[Component data from apps and pages]
☆ ☆ ☆
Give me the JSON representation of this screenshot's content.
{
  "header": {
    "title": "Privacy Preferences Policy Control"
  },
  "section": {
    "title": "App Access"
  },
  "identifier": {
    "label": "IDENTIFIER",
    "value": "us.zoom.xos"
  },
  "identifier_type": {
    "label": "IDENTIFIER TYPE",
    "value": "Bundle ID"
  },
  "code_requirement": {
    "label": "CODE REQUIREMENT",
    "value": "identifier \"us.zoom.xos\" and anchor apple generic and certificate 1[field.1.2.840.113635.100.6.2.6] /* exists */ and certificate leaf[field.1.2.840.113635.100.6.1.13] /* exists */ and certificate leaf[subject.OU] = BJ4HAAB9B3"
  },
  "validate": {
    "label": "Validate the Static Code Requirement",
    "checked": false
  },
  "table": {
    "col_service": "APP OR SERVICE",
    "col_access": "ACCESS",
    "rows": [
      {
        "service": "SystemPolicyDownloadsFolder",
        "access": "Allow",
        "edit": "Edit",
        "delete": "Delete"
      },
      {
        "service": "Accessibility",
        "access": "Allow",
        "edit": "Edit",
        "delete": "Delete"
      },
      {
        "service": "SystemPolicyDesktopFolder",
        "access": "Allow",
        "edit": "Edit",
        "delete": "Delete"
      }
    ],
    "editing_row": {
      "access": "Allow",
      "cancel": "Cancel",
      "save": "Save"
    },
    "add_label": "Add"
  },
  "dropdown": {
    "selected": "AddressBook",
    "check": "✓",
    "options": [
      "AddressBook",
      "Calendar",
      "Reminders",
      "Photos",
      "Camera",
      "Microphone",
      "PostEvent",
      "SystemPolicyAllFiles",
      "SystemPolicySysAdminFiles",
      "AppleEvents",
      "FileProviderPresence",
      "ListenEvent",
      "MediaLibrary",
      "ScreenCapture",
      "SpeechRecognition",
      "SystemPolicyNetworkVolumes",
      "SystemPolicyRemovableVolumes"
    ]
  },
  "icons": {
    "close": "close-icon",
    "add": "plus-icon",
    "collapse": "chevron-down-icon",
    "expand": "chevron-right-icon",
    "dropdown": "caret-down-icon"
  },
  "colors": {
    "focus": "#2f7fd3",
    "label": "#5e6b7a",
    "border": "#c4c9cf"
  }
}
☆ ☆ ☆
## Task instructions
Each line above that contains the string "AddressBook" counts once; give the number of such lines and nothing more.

## Exercise solution
2